_Assignment_
Within the listing below, how many lines hold the string "this"? Only the number is wanted.

_Records for the task_
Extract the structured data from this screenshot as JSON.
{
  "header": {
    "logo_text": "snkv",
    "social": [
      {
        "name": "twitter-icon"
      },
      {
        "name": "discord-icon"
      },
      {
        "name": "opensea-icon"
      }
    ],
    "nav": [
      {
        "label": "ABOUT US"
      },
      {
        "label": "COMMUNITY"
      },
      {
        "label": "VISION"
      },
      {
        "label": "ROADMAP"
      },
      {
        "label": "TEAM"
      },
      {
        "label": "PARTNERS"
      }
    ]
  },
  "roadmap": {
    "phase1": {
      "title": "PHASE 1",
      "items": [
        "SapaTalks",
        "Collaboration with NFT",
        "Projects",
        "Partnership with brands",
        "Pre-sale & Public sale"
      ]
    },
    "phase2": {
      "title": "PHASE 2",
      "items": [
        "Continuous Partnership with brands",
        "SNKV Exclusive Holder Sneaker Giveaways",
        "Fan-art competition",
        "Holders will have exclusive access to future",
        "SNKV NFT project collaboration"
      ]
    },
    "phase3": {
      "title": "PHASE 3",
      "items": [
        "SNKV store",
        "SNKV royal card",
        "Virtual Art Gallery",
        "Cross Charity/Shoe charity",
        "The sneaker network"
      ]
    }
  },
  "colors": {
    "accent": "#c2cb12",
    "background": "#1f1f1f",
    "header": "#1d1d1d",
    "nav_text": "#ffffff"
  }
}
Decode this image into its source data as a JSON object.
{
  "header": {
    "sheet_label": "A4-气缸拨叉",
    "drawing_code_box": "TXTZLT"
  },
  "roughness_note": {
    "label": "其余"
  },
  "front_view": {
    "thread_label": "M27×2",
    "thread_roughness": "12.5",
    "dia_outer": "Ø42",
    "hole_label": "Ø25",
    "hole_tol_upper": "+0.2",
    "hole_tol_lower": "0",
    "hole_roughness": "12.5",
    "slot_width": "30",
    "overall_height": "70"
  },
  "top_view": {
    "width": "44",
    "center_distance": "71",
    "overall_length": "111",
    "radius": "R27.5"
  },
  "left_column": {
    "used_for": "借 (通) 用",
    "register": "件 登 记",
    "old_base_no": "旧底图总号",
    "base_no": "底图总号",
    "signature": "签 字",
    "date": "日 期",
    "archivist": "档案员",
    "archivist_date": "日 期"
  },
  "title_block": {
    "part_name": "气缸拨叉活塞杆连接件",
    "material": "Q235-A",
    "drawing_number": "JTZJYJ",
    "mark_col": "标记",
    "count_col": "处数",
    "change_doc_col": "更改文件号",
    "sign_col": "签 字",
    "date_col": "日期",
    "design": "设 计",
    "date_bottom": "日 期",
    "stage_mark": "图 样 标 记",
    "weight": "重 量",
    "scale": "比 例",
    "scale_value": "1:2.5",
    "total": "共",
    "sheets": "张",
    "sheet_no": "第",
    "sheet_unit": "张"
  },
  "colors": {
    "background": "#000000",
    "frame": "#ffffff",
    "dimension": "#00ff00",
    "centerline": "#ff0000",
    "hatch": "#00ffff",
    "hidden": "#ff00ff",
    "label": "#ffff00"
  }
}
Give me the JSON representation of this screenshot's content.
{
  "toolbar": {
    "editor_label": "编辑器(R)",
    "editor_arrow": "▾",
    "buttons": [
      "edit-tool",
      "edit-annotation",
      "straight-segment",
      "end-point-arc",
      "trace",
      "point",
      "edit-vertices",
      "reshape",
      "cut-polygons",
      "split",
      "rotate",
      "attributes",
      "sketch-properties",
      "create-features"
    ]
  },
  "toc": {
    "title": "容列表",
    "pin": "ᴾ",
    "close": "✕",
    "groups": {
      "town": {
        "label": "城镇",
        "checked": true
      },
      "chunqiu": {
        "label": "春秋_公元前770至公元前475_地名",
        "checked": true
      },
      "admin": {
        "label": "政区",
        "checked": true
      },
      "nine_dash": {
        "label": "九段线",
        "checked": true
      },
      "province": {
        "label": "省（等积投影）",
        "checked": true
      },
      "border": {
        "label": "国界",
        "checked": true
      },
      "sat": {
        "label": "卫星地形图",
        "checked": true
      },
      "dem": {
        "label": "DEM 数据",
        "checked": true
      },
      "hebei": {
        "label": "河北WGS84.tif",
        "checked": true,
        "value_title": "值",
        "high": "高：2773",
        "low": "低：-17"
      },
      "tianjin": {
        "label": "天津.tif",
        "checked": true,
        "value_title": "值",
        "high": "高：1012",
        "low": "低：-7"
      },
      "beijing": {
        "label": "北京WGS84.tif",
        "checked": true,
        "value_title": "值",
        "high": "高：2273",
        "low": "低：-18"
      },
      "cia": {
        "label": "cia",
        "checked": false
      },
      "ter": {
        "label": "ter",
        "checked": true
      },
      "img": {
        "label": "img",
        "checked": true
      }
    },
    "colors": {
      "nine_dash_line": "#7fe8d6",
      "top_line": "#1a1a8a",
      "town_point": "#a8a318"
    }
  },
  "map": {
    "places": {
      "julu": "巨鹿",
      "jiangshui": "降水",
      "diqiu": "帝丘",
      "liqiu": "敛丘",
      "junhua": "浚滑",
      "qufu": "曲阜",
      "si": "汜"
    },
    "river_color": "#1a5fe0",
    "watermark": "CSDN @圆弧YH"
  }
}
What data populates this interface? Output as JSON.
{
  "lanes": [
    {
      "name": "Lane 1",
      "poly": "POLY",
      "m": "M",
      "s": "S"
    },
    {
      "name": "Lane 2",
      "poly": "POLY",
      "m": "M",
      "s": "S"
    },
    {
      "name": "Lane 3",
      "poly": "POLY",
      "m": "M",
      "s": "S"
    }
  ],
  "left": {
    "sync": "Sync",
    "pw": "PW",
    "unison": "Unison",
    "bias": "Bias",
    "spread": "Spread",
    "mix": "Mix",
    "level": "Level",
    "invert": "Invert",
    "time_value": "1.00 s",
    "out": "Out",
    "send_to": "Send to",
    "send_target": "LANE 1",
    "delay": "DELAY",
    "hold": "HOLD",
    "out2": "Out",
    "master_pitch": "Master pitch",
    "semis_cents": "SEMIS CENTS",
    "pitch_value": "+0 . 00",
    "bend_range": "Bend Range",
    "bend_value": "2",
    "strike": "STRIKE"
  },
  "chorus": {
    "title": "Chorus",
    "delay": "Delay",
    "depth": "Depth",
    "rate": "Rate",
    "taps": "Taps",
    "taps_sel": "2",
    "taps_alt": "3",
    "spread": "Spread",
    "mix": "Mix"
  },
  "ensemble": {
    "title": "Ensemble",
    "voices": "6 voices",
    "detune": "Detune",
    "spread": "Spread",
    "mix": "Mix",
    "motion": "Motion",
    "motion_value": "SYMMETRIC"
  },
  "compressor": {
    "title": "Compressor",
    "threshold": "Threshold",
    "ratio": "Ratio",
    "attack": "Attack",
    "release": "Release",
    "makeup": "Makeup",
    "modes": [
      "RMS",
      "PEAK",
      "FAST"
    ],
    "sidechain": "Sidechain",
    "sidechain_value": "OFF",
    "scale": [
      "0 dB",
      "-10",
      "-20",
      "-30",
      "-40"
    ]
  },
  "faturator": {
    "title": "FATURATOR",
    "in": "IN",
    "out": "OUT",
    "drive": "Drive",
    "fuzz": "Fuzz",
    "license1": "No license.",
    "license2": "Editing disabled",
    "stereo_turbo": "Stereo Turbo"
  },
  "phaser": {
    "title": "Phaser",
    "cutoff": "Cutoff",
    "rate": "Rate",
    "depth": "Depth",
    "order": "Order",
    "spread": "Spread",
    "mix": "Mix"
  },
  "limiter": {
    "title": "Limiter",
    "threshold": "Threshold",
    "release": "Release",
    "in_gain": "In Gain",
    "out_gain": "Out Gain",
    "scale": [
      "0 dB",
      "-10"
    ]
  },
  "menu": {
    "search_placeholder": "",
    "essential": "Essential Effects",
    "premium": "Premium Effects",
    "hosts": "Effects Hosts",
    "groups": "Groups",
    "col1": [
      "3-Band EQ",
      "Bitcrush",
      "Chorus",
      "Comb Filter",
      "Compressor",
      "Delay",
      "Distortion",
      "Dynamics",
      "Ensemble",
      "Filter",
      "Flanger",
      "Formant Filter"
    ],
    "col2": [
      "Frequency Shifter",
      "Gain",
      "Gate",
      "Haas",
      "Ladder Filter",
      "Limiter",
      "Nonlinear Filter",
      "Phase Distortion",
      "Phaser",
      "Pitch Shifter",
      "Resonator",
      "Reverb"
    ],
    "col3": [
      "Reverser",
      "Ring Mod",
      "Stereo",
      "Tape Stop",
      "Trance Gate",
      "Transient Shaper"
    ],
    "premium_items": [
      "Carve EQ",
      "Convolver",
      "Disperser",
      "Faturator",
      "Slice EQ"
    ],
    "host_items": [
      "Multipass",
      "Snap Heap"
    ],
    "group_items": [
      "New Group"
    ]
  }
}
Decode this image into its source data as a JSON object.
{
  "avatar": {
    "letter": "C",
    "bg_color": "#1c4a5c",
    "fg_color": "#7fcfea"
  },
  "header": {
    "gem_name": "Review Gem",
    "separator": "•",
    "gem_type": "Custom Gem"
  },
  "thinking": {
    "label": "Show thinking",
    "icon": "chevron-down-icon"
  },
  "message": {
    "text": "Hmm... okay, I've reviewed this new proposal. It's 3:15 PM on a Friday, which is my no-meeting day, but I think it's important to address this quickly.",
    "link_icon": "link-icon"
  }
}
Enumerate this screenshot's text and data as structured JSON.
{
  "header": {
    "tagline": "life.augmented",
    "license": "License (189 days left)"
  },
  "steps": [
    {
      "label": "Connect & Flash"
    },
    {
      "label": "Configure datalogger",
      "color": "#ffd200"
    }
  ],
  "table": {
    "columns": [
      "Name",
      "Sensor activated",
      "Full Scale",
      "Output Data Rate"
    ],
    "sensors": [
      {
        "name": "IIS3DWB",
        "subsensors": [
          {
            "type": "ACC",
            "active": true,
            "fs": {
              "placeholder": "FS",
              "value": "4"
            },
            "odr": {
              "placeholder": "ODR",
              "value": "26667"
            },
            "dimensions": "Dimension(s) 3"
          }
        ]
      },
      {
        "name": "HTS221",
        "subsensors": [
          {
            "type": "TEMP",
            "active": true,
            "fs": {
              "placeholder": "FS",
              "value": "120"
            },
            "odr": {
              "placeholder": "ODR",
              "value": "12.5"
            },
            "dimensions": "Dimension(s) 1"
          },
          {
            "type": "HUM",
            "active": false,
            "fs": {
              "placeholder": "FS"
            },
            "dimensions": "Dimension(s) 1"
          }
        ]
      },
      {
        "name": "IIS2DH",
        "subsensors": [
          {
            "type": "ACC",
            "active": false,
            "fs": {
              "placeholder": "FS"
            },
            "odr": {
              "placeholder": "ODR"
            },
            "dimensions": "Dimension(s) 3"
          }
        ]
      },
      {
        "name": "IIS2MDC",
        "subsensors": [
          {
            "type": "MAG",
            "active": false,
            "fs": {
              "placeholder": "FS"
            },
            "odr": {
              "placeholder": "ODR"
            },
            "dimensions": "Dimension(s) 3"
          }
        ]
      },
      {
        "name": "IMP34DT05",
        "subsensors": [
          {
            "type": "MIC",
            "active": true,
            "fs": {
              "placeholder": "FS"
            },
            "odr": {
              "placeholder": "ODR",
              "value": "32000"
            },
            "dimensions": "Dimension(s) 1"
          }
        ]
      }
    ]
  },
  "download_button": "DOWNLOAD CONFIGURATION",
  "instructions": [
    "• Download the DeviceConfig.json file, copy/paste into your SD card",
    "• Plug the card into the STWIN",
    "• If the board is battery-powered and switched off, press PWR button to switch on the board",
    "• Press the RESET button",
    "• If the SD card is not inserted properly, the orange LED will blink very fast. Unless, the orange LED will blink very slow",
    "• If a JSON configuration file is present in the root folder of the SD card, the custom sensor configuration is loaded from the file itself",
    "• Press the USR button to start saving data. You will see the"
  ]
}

_Answer section_
7